Why Is It Good to Run Out of Motivation?
I have a love-hate relationship with motivation and self-help literature.
I love it, because it mostly comes from people who've done something substantial. In those cases, they're sharing their wisdom, gained from decades of failures and successes, in hopes that people like me will soak it up and thereby create a quicker path to achieving or becoming whatever we want to achieve or become.
I hate it, because all of that motivation and wisdom are so elusive! But maybe that's a good thing. Maybe a lack of motivation and a relentless desire for sleep are exactly what I need to grow and get better at my craft.
Creating only when you feel motivated or inspired is like only loving your spouse when everything is going great. That doesn't build a fruitful relationship. It makes you lazy. It makes you give up when happiness isn't magically enveloping you.
Creating when you particularly don't feel like it builds discipline. Discipline, as we all know, has a strong tendency to create great work over time. Forcing yourself to do something you have no momentary desire to do is what the path to success is all about!
After all, "Do what others won't today, so you can do what others can't tomorrow" (Vince Lombardi). Others won't work outside of 9-5 if they don't feel like it, but each of us has the opportunity to do so, and to get ahead by doing it.
Recently, a good chunk of my writing time has been taken up by pieces and projects for people and places other than my own website. I still need to write for me, but usually by the time I get here, I'm burned out from the day.
I've still been writing and practicing by creating stuff for others, which makes it easy to justify putting off a blog post till the next day. Doing that won't make me better, though. It's not helping me build discipline.
Reading or watching a movie or going to sleep before checking that box off the day's to-do list does nothing but teach me how to be lazy.
I wish, I wish with all my heart that I never ran out of motivation, and that I was always 100% enthralled by the next idea or project.

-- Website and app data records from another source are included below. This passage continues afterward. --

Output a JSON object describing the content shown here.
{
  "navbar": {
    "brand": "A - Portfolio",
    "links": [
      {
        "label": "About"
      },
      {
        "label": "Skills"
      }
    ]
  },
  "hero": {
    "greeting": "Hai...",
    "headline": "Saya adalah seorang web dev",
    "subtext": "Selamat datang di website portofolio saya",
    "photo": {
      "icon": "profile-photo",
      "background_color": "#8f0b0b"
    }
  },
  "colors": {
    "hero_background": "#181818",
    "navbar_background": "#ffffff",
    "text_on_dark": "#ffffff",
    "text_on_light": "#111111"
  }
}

That's just not the case, and honestly that's a good thing.
Working through a lack of motivation forces me to gain discipline, to work when I know I need to, even if I don't particularly want to. I don't need motivation to grow, I just need to do the work.